Public but Private: Copyright's New Unpublished Public Domain
R. Anthony Reese
University of California, Irvine School of Law
March 1, 2007
Texas Law Review, Vol. 85, No. 585, 2007
U of Texas Law, Public Law Research Paper No. 137
This article studies the implications of a recent radical innovation in American copyright law, which has received little attention in copyright scholarship. Traditionally, U.S. copyright law protected an unpublished work as long as it remained unpublished (potentially in perpetuity), and then continued to protect it for a period of years after publication. The article first explains how, starting in 2003, a change to U.S. copyright law took effect that resulted in the copyright expiring on virtually every work of authorship that was created by anyone who died more than 70 years ago and that has never been published.
Next, the article categorizes unpublished works and explores the quantity and quality of the various types, especially private works (such as journals, correspondence, never-published literary manuscripts, etc.) and preparatory works (early drafts of works that were later published in revised form).
The article then surveys the implications of placing unpublished works in the public domain. Ending indefinite copyright protection is one of the few ways in which copyright protection has been reduced in recent decades and will facilitate much greater use of unpublished material. Because many other countries continue to protect older, unpublished works, the United States is largely pioneering unknown territory by eliminating copyright for such works, and unpublished material that is in the public domain in the United States may remain protected elsewhere.
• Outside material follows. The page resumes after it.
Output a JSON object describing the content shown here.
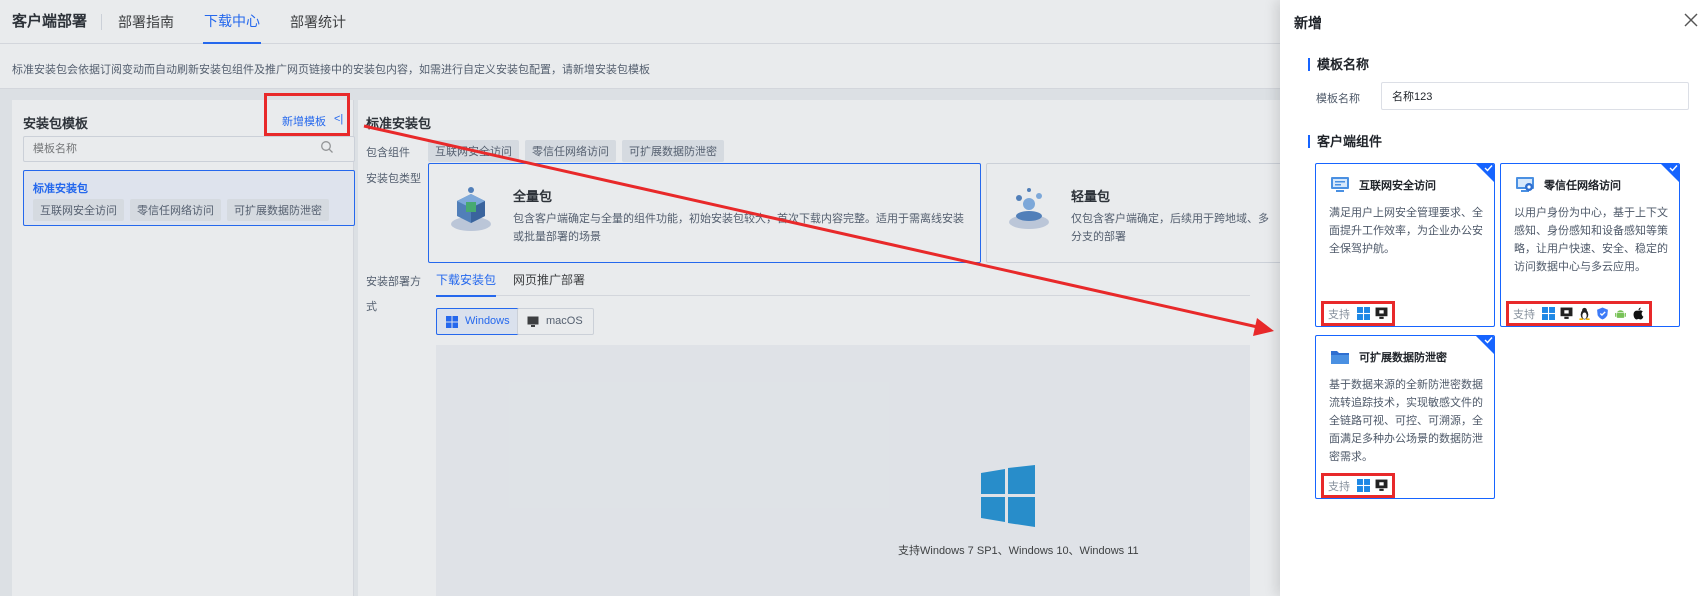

Most significantly, this change fundamentally alters our conception of the public domain, which until now has always been a body of material that both is legally free for the public to use and has been made available to the public. The evolution of the public domain to include a significant amount of unpublished material may affect the legal regulation of the public domain.
In that regard, the article considers how those who own copies of unpublished public domain works (such as archives) may use legal mechanisms other than copyright law to continue to control those works. They may, for example, try to control whether a work gets published by allowing access to that work only under a contract that bars any publication. While such contracts might be seen as interfering with federal copyright policy, the article argues that copyright law probably would not preempt the enforcement of such contracts. Once unpublished public domain works are finally published, the publishers might wish to prevent competitors from using those works. They might therefore attempt to persuade Congress to grant them some period of exclusive, copyright-like protection, pointing to recently enacted laws in the European Union that in fact grant a 25-year copyright to the first person to publish a previously unpublished public domain work. The article explains why the Constitution may well give Congress the power to grant such a "publication right" in public domain works, but why such a right would be undesirable.
Number of Pages in PDF File: 81
Keywords: Copyright, public domain, unpublished works
JEL Classification: K39, O34
Date posted: March 9, 2008